Tuesday, 14 February 2012

How to survive those toddler years

Being a parent can be a scary business. You end up constantly questioning yourself. Is he getting enough stimulation? Should he really be enjoying that cake so much? Are two hours of solid Postman Pat-watching too much?
And when your little one becomes a toddler, the bar is set at a whole new level. Which is why I wanted to introduce you to Joanne Mallon. A fellow freelance parenting journalist with two children of her own, she has put together an invaluable book every parent should have within easy reach.
Toddlers - an instruction manual is a guide to surviving the years one to four but what makes it brilliant is that it is written for parents by parents. Isn’t the best advice always given by other mums over a rushed cup of coffee at the local playgroup? Joanne has gathered together all those valuable tips and put them together in a book just for you. And there’s no preaching or judgemental comments – just friendly advice from someone who has been there, done it, seen it all.
Here is an extract so you can see for yourself:

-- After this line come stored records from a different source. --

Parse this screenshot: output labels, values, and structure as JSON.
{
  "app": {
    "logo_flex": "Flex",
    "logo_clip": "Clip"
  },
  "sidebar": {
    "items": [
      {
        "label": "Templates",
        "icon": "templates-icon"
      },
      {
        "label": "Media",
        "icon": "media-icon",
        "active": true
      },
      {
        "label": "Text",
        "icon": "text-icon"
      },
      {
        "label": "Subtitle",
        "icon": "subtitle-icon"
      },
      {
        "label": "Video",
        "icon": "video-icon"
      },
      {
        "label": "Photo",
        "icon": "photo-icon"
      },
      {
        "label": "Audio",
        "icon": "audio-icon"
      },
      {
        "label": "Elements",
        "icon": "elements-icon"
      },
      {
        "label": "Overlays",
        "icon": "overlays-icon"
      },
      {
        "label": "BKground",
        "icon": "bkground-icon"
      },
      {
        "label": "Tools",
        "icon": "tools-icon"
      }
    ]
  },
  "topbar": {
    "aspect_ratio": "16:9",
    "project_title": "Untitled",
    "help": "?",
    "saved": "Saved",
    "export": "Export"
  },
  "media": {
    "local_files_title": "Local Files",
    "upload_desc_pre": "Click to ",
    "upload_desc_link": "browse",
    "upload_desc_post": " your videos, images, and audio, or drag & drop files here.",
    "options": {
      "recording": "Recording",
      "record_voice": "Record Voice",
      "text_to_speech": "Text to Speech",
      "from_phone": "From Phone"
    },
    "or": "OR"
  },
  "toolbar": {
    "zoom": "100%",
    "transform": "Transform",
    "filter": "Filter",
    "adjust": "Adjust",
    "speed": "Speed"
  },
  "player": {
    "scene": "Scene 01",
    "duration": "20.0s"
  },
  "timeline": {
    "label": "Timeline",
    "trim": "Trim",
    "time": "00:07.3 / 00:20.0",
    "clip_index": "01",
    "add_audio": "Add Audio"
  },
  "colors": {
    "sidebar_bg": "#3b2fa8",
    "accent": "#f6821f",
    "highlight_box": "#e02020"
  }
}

My child the mirror
Children of all ages, but particularly toddlers, are like a barometer of the world around them. So if your child’s behaviour changes, and especially if it becomes more challenging, the first place to look is at the rest of their world and ask yourself what this is a reflection of.

Reasons for changes in toddler behaviour could include:

·         The arrival of a new sibling
·         Parental arguments or separation
·         Tiredness – especially if sleep has been disrupted or you’re in the process of dropping the daytime nap
·         Pressure to potty train before they’re ready
·         Moving house
·         Changes of key worker in nursery
·         Any kind of stress at home

This is particularly true when there is stuff going on in a parent’s life that takes their attention away from their child – you’ve gone back to work, so he’s suddenly started waking up at 3am. It’s all about gaining your attention.

And whilst it can be distressing to see how your child picks up on the undercurrents of life that you thought you’d protected them from, at least it makes it easy to see what’s going on, and to change whatever needs to change to stop it from continuing.

Please don’t feel guilty or start blaming yourself if your child starts acting up as a result of stress at home – these things happen in all families, and once you start feeling guilty as a parent you might never stop. It takes up way too much energy and probably gives you wrinkles as well.

In fact, I think it’s one of the loveliest things about toddlers that their external world is also embedded within them, etched right through like writing on a stick of rock - a toddler will never pretend to be happy when they’re not. Adults could learn a lot from that.

Like what you have read? Here is where you can get hold of a copy:



1 comment:

  1. Great advice and - I have to say - I'm not surprised seeing as it's coming from Joanne! The idea of your toddler as a mirror is an interesting one. I notice that if I'm slightly narky and a bit tired then my toddler is almost certainly the same. It's amazing how digging deep into those reserves of patience and painting a (sometimes fake) smile on your face can change the mood of the little people. Well, mine anyway.